WORK REQUIRED: What is needed is an exact reproduction of the lines from the one that contains "Output a JSON" through the end of the data, both included and nothing else, with pictures omitted.

[Dataset entries]
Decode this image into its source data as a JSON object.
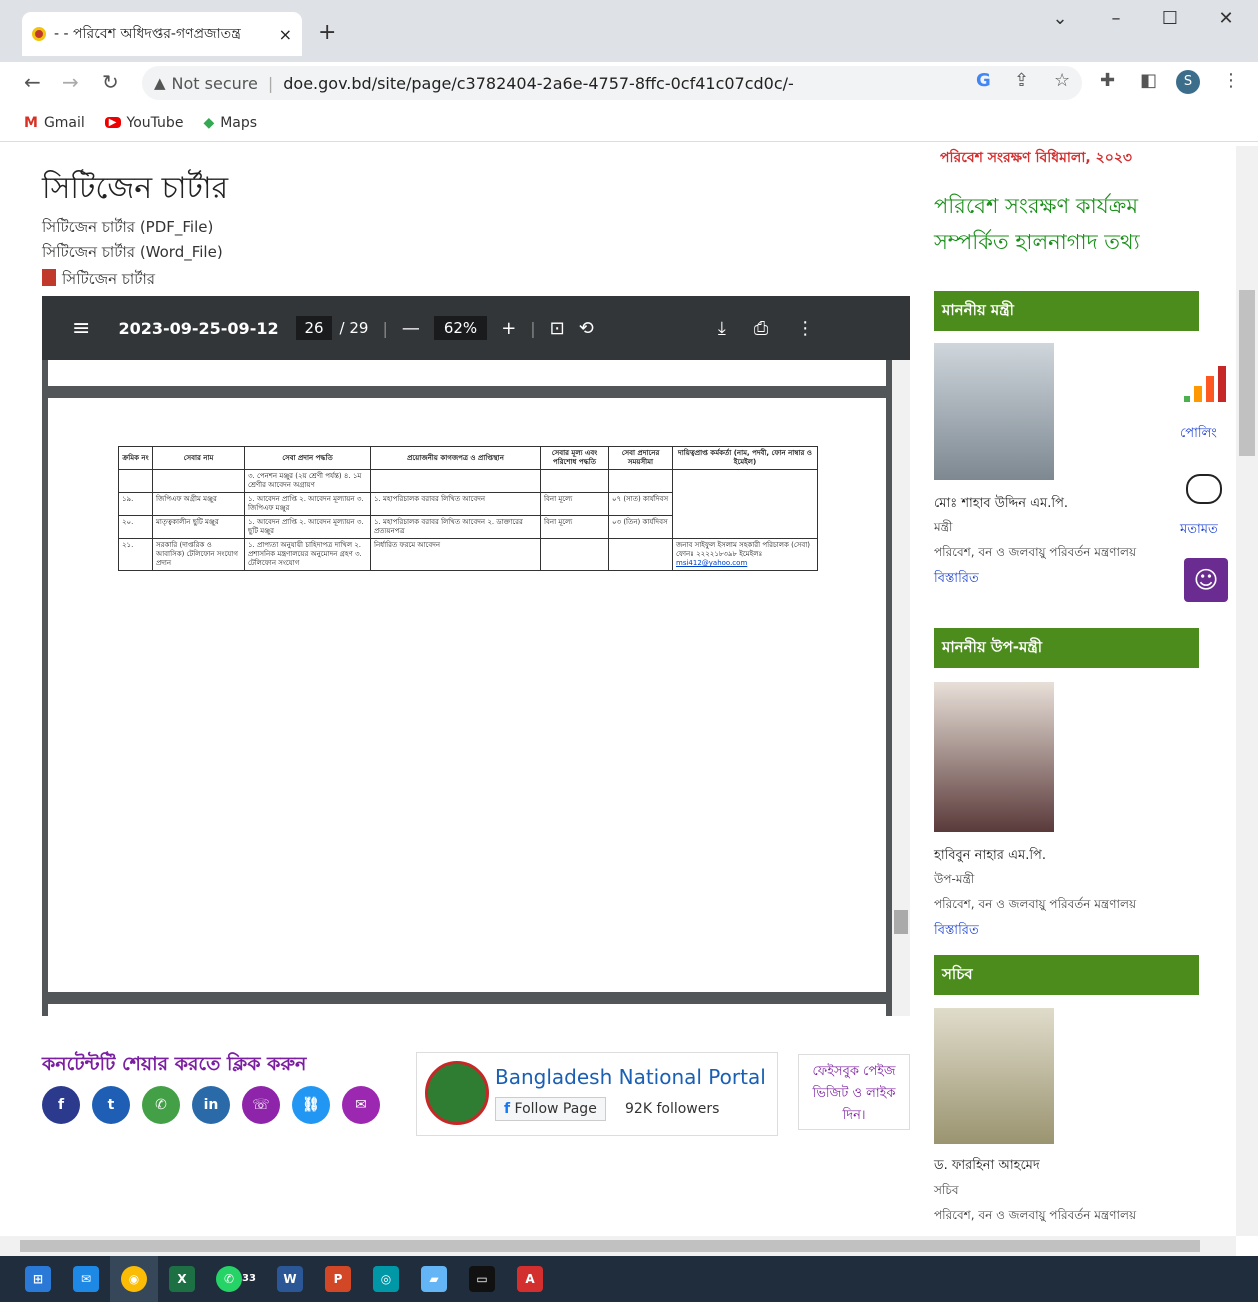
{
  "browser": {
    "tab_title": "- - পরিবেশ অধিদপ্তর-গণপ্রজাতন্ত্র",
    "tab_close": "×",
    "new_tab": "+",
    "not_secure": "Not secure",
    "url": "doe.gov.bd/site/page/c3782404-2a6e-4757-8ffc-0cf41c07cd0c/-",
    "profile_initial": "S",
    "bookmarks": [
      "Gmail",
      "YouTube",
      "Maps"
    ]
  },
  "page": {
    "title": "সিটিজেন চার্টার",
    "links": [
      "সিটিজেন চার্টার (PDF_File)",
      "সিটিজেন চার্টার (Word_File)",
      "সিটিজেন চার্টার"
    ]
  },
  "pdf": {
    "filename": "2023-09-25-09-12...",
    "page": "26",
    "total": "/ 29",
    "zoom": "62%",
    "table": {
      "headers": [
        "ক্রমিক নং",
        "সেবার নাম",
        "সেবা প্রদান পদ্ধতি",
        "প্রয়োজনীয় কাগজপত্র ও প্রাপ্তিস্থান",
        "সেবার মূল্য এবং পরিশোধ পদ্ধতি",
        "সেবা প্রদানের সময়সীমা",
        "দায়িত্বপ্রাপ্ত কর্মকর্তা (নাম, পদবী, ফোন নাম্বার ও ইমেইল)"
      ],
      "rows": [
        {
          "no": "",
          "name": "",
          "method": "৩. পেনশন মঞ্জুর (২য় শ্রেণী পর্যন্ত) ৪. ১ম শ্রেণীর আবেদন অগ্রায়ণ",
          "docs": "",
          "fee": "",
          "time": "",
          "officer": ""
        },
        {
          "no": "১৯.",
          "name": "জিপিএফ অগ্রীম মঞ্জুর",
          "method": "১. আবেদন প্রাপ্তি ২. আবেদন মূল্যায়ন ৩. জিপিএফ মঞ্জুর",
          "docs": "১. মহাপরিচালক বরাবর লিখিত আবেদন",
          "fee": "বিনা মূল্যে",
          "time": "০৭ (সাত) কার্যদিবস",
          "officer": ""
        },
        {
          "no": "২০.",
          "name": "মাতৃত্বকালীন ছুটি মঞ্জুর",
          "method": "১. আবেদন প্রাপ্তি ২. আবেদন মূল্যায়ন ৩. ছুটি মঞ্জুর",
          "docs": "১. মহাপরিচালক বরাবর লিখিত আবেদন ২. ডাক্তারের প্রত্যয়নপত্র",
          "fee": "বিনা মূল্যে",
          "time": "০৩ (তিন) কার্যদিবস",
          "officer": ""
        },
        {
          "no": "২১.",
          "name": "সরকারি (দাপ্তরিক ও আবাসিক) টেলিফোন সংযোগ প্রদান",
          "method": "১. প্রাপ্যতা অনুযায়ী চাহিদাপত্র দাখিল ২. প্রশাসনিক মন্ত্রণালয়ের অনুমোদন গ্রহণ ৩. টেলিফোন সংযোগ",
          "docs": "নির্ধারিত ফরমে আবেদন",
          "fee": "",
          "time": "",
          "officer": "জনাব সাইফুল ইসলাম সহকারী পরিচালক (সেবা) ফোনঃ ২২২২১৮৩৯৮ ইমেইলঃ"
        }
      ],
      "email": "msi412@yahoo.com"
    }
  },
  "sidebar": {
    "rules_link": "পরিবেশ সংরক্ষণ বিধিমালা, ২০২৩",
    "update_info": "পরিবেশ সংরক্ষণ কার্যক্রম সম্পর্কিত হালনাগাদ তথ্য",
    "minister": {
      "header": "মাননীয় মন্ত্রী",
      "name": "মোঃ শাহাব উদ্দিন এম.পি.",
      "role": "মন্ত্রী",
      "ministry": "পরিবেশ, বন ও জলবায়ু পরিবর্তন মন্ত্রণালয়",
      "details": "বিস্তারিত"
    },
    "deputy": {
      "header": "মাননীয় উপ-মন্ত্রী",
      "name": "হাবিবুন নাহার এম.পি.",
      "role": "উপ-মন্ত্রী",
      "ministry": "পরিবেশ, বন ও জলবায়ু পরিবর্তন মন্ত্রণালয়",
      "details": "বিস্তারিত"
    },
    "secretary": {
      "header": "সচিব",
      "name": "ড. ফারহিনা আহমেদ",
      "role": "সচিব",
      "ministry": "পরিবেশ, বন ও জলবায়ু পরিবর্তন মন্ত্রণালয়"
    },
    "poll_label": "পোলিং",
    "feedback_label": "মতামত"
  },
  "share": {
    "title": "কনটেন্টটি শেয়ার করতে ক্লিক করুন",
    "portal_name": "Bangladesh National Portal",
    "follow": "Follow Page",
    "followers": "92K followers",
    "fb_visit": "ফেইসবুক পেইজ ভিজিট ও লাইক দিন।"
  },
  "taskbar": {
    "whatsapp_badge": "33"
  },
  "colors": {
    "green": "#4c8c1c",
    "purple": "#7b1fa2"
  }
}
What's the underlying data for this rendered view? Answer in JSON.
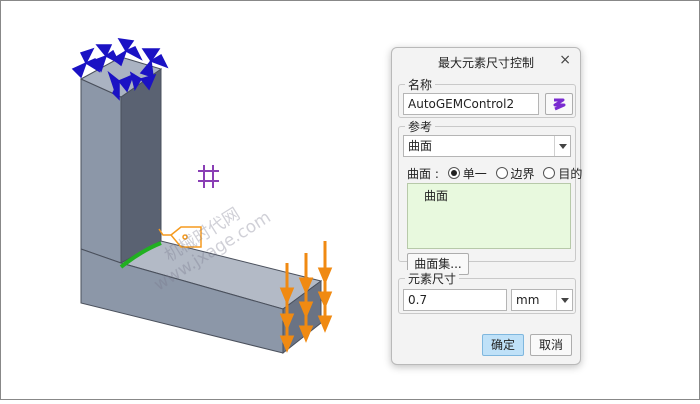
{
  "dialog": {
    "title": "最大元素尺寸控制",
    "close_symbol": "×",
    "name_section": {
      "legend": "名称",
      "value": "AutoGEMControl2"
    },
    "reference_section": {
      "legend": "参考",
      "type_value": "曲面",
      "filter_label": "曲面 :",
      "filter_options": [
        "单一",
        "边界",
        "目的"
      ],
      "filter_selected": "单一",
      "collected_item": "曲面",
      "surface_set_button": "曲面集..."
    },
    "element_size_section": {
      "legend": "元素尺寸",
      "value": "0.7",
      "unit": "mm"
    },
    "ok_button": "确定",
    "cancel_button": "取消"
  },
  "watermark": {
    "line1": "机械时代网",
    "line2": "www.jxage.com"
  },
  "colors": {
    "part_front": "#8c97a8",
    "part_side": "#5a6272",
    "part_top": "#aab3c2",
    "constraint": "#1b12c4",
    "load": "#f08a12",
    "tag": "#f59a1e",
    "coord": "#8a3fb5",
    "edge_highlight": "#21b021",
    "ok_button": "#bfe1f8"
  }
}
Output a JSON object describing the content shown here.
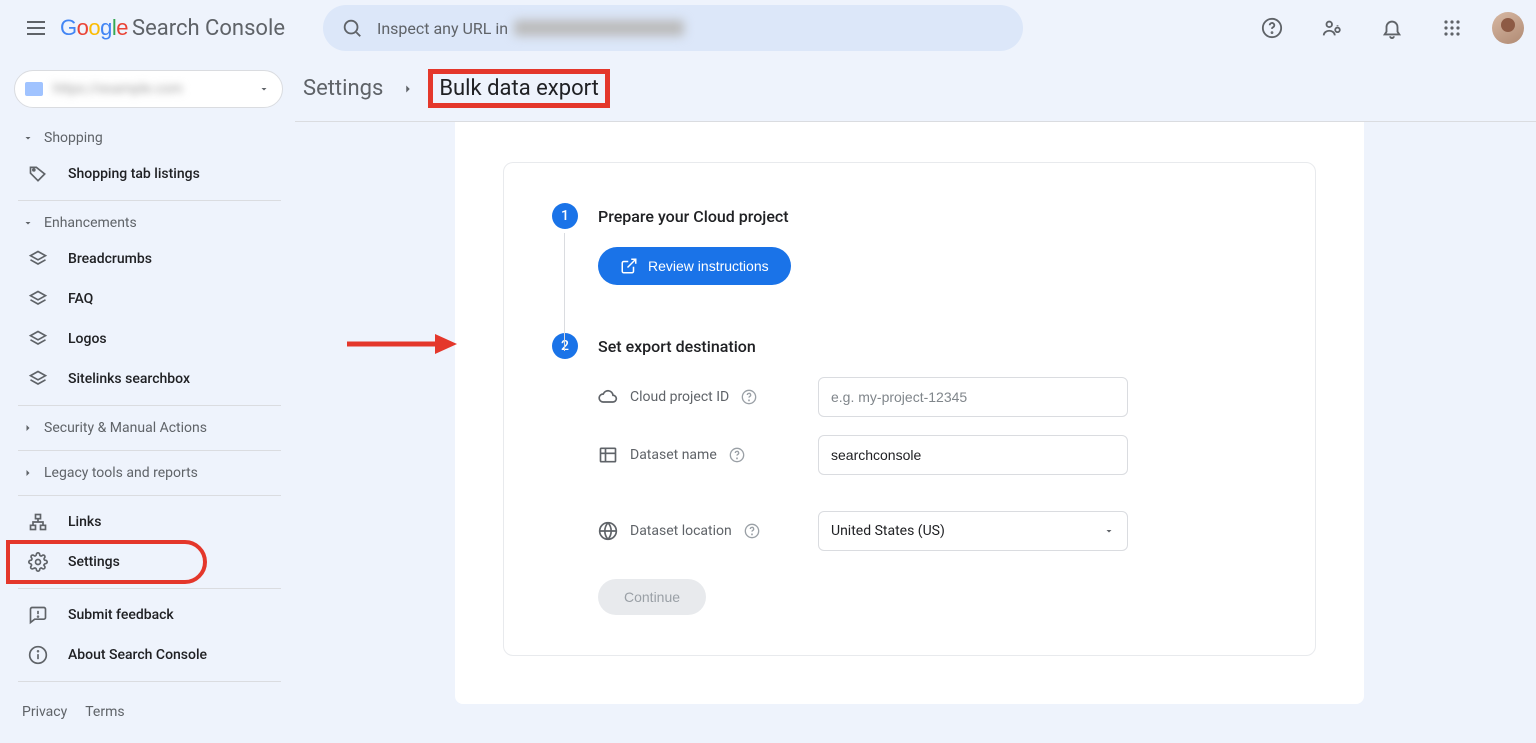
{
  "header": {
    "app_name": "Search Console",
    "search_placeholder": "Inspect any URL in"
  },
  "property": {
    "name": "https://example.com"
  },
  "sidebar": {
    "sections": {
      "shopping": {
        "label": "Shopping",
        "items": [
          "Shopping tab listings"
        ]
      },
      "enhancements": {
        "label": "Enhancements",
        "items": [
          "Breadcrumbs",
          "FAQ",
          "Logos",
          "Sitelinks searchbox"
        ]
      },
      "security": {
        "label": "Security & Manual Actions"
      },
      "legacy": {
        "label": "Legacy tools and reports"
      }
    },
    "bottom": {
      "links": "Links",
      "settings": "Settings",
      "feedback": "Submit feedback",
      "about": "About Search Console"
    },
    "footer": {
      "privacy": "Privacy",
      "terms": "Terms"
    }
  },
  "breadcrumb": {
    "parent": "Settings",
    "current": "Bulk data export"
  },
  "steps": {
    "s1": {
      "num": "1",
      "title": "Prepare your Cloud project",
      "button": "Review instructions"
    },
    "s2": {
      "num": "2",
      "title": "Set export destination",
      "fields": {
        "project_id": {
          "label": "Cloud project ID",
          "placeholder": "e.g. my-project-12345",
          "value": ""
        },
        "dataset_name": {
          "label": "Dataset name",
          "value": "searchconsole"
        },
        "dataset_location": {
          "label": "Dataset location",
          "value": "United States (US)"
        }
      },
      "continue": "Continue"
    }
  }
}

EXPECTED OUTPUT:
Output a JSON object describing the content shown here.
{
  "header": {
    "app_name": "Search Console",
    "search_placeholder": "Inspect any URL in"
  },
  "property": {
    "name": "https://example.com"
  },
  "sidebar": {
    "sections": {
      "shopping": {
        "label": "Shopping",
        "items": [
          "Shopping tab listings"
        ]
      },
      "enhancements": {
        "label": "Enhancements",
        "items": [
          "Breadcrumbs",
          "FAQ",
          "Logos",
          "Sitelinks searchbox"
        ]
      },
      "security": {
        "label": "Security & Manual Actions"
      },
      "legacy": {
        "label": "Legacy tools and reports"
      }
    },
    "bottom": {
      "links": "Links",
      "settings": "Settings",
      "feedback": "Submit feedback",
      "about": "About Search Console"
    },
    "footer": {
      "privacy": "Privacy",
      "terms": "Terms"
    }
  },
  "breadcrumb": {
    "parent": "Settings",
    "current": "Bulk data export"
  },
  "steps": {
    "s1": {
      "num": "1",
      "title": "Prepare your Cloud project",
      "button": "Review instructions"
    },
    "s2": {
      "num": "2",
      "title": "Set export destination",
      "fields": {
        "project_id": {
          "label": "Cloud project ID",
          "placeholder": "e.g. my-project-12345",
          "value": ""
        },
        "dataset_name": {
          "label": "Dataset name",
          "value": "searchconsole"
        },
        "dataset_location": {
          "label": "Dataset location",
          "value": "United States (US)"
        }
      },
      "continue": "Continue"
    }
  }
}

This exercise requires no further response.